(4.) Suzuki K, Murtuza B, Fukushima S, Smolenski RT, Varela-Carver A, Coppen SR, et al. Targeted cell delivery in to infarcted rat hearts by retrograde intracoronary infusion: distribution, dynamics, and influence in cardiac functions. Circulation 2004; 110 (Suppl II): 11225-1130.

(5.) Barbato E, Aarnoudse W, Aengevaeren GW, Klauss V, Bojara W, Herzfeld I, et al. Validation of coronary flow reserve measurements by thermodilution in clinical practice. E Heart J 2004; 25: 219- 23.

(6.) Pijls NH, De Bruyne B, Smith L, Aarnoudse W, Barbato E, Bartunek J, et al. Coronary thermodilution to assess flow reserve: validation in humans. Circulation 2002; 105: 2482-6

(7.) Fearon W, Balsam L, Faroque 0, Robbins RC, Fitzgerald PJ, Yock PG, et al. Novel index for invasively assessing the coronary microcirculation. Circulation 2003; 107: 3129-32.

(8.) Erbs S, Linke A, Schachinger V, Assmus B, Thiele H, Diederich KW, et al. Restoration of microvascular function in the infarct related artery by intracoronary transplantation of bone-marrow progenitor cells in patients with acute myocardial infarction: The Doppler substudy of the re-infusion of enriched progenitor cells and infarct remodeling in acute myocardial infarction (REPAIR-AMI) Trial. Circulation 2007; 116: 366-74.

(9.) Schaefer A, Meyer GP, Fuchs M, Klein G, Kaplan M, Wollert KC, et al. lmpact of intracoronary bone marrow cell transfer on diastolic function in patients after acute myocardial infarction: results from the BOOST trial.

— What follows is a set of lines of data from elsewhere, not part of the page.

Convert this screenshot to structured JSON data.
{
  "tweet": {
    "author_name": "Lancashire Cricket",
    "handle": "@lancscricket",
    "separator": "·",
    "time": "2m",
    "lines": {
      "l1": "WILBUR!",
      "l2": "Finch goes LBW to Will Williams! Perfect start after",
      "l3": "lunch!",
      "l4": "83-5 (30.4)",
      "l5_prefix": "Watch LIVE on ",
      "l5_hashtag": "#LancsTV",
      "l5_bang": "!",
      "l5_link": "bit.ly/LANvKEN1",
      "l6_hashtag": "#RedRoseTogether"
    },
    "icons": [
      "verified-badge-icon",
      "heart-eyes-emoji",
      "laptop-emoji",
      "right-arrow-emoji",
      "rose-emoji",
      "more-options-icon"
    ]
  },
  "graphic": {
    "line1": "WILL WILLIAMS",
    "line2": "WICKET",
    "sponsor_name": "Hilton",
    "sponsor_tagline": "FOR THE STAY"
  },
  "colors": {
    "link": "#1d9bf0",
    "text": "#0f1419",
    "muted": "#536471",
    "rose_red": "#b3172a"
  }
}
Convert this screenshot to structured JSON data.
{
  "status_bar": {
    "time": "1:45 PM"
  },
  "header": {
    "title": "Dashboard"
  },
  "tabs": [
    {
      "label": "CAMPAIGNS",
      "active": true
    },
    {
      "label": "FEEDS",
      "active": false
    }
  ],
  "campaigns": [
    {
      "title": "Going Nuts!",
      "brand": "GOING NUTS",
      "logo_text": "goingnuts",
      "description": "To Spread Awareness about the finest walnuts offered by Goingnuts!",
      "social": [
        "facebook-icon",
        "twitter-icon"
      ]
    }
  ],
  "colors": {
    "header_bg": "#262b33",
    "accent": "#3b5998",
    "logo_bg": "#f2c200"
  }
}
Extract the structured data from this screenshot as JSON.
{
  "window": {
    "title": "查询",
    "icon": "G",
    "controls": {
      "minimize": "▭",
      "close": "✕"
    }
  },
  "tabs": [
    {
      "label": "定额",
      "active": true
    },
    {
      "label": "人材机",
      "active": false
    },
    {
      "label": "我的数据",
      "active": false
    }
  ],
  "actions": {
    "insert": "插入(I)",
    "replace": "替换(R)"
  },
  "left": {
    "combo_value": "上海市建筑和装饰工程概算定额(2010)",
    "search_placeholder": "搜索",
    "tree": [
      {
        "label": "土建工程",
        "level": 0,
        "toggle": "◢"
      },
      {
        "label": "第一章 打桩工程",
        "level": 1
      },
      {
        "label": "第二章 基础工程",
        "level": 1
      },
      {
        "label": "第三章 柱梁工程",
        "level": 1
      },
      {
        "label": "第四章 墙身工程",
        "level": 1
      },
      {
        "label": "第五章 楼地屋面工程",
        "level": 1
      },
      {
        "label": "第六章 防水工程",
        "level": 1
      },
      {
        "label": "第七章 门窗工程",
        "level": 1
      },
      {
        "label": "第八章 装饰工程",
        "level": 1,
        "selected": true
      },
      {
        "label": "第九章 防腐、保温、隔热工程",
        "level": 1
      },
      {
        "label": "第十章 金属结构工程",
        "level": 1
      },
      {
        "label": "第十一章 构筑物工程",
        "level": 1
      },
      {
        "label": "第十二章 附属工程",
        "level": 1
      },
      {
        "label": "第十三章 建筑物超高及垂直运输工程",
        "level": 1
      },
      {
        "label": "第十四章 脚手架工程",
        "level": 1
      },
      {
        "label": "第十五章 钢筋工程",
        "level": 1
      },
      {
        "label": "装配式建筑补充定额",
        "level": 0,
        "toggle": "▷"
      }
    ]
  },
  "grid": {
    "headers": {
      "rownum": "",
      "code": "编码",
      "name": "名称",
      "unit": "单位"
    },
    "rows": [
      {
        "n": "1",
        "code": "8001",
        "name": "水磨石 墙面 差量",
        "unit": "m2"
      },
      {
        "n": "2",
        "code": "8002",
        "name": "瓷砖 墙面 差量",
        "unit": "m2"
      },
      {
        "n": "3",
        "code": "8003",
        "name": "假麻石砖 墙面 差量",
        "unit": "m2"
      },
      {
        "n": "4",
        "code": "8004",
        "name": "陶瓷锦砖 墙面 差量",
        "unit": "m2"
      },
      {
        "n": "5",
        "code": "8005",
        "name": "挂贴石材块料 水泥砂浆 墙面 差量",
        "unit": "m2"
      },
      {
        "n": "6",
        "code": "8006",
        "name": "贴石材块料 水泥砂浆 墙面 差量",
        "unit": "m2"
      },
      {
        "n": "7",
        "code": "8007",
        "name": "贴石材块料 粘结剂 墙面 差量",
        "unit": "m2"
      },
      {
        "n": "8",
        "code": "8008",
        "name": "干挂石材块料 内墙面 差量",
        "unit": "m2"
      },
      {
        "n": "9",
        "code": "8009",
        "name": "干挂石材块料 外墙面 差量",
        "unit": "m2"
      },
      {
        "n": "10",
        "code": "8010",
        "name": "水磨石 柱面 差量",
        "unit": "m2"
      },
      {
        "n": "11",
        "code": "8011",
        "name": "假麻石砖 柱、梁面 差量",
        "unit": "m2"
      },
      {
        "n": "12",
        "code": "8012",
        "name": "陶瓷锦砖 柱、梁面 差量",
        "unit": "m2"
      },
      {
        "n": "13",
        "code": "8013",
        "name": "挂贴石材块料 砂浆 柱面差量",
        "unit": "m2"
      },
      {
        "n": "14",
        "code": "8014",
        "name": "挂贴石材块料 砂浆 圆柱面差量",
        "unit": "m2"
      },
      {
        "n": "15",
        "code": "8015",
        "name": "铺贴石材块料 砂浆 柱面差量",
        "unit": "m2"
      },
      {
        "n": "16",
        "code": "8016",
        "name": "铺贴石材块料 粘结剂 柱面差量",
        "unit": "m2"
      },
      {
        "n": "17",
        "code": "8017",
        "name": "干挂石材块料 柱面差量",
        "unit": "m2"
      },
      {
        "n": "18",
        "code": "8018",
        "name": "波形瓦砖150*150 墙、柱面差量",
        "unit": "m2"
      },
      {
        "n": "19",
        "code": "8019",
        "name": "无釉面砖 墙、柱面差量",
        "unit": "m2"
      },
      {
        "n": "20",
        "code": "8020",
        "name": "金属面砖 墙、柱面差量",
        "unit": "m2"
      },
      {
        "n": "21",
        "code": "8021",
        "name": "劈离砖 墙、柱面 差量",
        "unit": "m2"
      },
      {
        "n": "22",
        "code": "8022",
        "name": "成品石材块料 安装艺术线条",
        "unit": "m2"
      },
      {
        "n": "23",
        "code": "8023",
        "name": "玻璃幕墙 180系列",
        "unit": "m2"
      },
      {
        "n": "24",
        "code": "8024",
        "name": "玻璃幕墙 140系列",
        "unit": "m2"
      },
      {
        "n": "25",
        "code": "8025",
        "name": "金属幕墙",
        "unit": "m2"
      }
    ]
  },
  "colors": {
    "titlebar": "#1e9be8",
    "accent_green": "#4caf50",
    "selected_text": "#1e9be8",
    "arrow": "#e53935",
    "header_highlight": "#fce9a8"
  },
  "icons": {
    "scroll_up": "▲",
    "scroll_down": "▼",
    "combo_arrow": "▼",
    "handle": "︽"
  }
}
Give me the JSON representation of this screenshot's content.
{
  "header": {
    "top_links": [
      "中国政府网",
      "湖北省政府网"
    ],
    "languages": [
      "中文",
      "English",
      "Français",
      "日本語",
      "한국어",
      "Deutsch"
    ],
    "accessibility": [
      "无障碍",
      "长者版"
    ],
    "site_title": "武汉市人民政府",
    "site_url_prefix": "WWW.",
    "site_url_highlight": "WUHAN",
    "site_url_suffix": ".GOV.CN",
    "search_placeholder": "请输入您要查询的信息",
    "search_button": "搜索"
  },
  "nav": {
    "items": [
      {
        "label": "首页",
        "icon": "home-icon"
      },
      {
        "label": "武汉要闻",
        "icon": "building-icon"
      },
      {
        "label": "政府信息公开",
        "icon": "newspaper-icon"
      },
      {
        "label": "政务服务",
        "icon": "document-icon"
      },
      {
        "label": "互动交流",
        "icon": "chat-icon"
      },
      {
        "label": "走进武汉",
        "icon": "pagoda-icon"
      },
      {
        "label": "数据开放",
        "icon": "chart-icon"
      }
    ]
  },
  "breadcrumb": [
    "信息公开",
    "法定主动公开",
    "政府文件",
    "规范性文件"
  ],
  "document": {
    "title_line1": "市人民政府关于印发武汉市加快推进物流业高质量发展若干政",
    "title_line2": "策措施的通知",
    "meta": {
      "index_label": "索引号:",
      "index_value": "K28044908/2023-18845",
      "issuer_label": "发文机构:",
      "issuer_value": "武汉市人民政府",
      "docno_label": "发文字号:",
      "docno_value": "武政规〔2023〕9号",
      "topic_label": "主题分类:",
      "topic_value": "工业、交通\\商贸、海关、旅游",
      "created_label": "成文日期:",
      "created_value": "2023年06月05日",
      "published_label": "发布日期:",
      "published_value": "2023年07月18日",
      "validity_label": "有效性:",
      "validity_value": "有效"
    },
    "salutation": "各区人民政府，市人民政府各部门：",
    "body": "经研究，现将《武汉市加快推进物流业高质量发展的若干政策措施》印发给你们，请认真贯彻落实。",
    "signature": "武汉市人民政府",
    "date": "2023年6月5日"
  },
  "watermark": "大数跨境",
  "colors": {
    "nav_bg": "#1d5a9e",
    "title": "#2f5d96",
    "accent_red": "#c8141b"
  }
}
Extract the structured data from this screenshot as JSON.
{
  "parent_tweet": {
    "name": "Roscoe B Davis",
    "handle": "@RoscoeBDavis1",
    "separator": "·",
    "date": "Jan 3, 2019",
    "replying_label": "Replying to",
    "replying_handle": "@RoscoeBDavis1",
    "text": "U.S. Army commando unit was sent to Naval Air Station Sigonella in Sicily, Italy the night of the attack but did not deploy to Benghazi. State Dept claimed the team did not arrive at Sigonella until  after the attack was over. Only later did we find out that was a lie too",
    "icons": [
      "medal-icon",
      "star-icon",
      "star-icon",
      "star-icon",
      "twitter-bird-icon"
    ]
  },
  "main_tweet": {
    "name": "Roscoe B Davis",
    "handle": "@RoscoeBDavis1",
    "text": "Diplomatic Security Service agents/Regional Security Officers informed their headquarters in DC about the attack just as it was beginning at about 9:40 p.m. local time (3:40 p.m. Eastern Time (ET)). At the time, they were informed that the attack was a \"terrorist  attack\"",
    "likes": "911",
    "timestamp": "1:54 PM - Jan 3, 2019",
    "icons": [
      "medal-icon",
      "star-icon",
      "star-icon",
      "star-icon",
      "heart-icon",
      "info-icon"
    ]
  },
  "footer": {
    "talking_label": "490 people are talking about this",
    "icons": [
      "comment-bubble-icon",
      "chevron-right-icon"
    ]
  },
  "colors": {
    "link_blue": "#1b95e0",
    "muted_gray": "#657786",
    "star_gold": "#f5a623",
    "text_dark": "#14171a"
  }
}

Eur Heart J 2006; 27: 929-35.

Yilmaz Nisanci, Yelda Tayyareci [1], Murat Sezer, Berrin Umman Istanbul Faculty of Medicine, Istanbul University, Cardiology, Istanbul

[1] Department of Cardiology, Florence Nightingale Hospital, Istanbul, Turkey

Address for Correspondence/Yazisma Adresi: Dr. Yelda Tayyareci, Department of Cardiology, Florence Nightingale Hospital, Istanbul, Turkey Phone: +90 212 224 49 50 Faks: +90 212 224 49 82 E-mail: yeldatayyareci@hotmail.com
COPYRIGHT 2008 Aves Yayincilik
No portion of this article can be reproduced without the express written permission from the copyright holder.
Copyright 2008 Gale, Cengage Learning. All rights reserved.

 Reader Opinion

Title:

Comment:



 

Article Details
Printer friendly Cite/link Email Feedback
Author:Nisanci, Yilmaz; Tayyareci, Yelda; Sezer, Murat; Umman, Berrin
Publication:The Anatolian Journal of Cardiology (Anadolu Kardiyoloji Dergisi)
Article Type:Case study
Geographic Code:7TURK
Date:Oct 1, 2008
Words:1200
Previous Article:Re-operation for the mechanical valve obstruction with a beating heart technique in an elderly patient with compromised ventricular function/...
Next Article:An alternative approach of stem cell delivery to myocardium/miyokard dokusuna kok hucre nakline alternatif bir yaklasim.
Topics:

Terms of use | Copyright © 2014 Farlex, Inc. | Feedback | For webmasters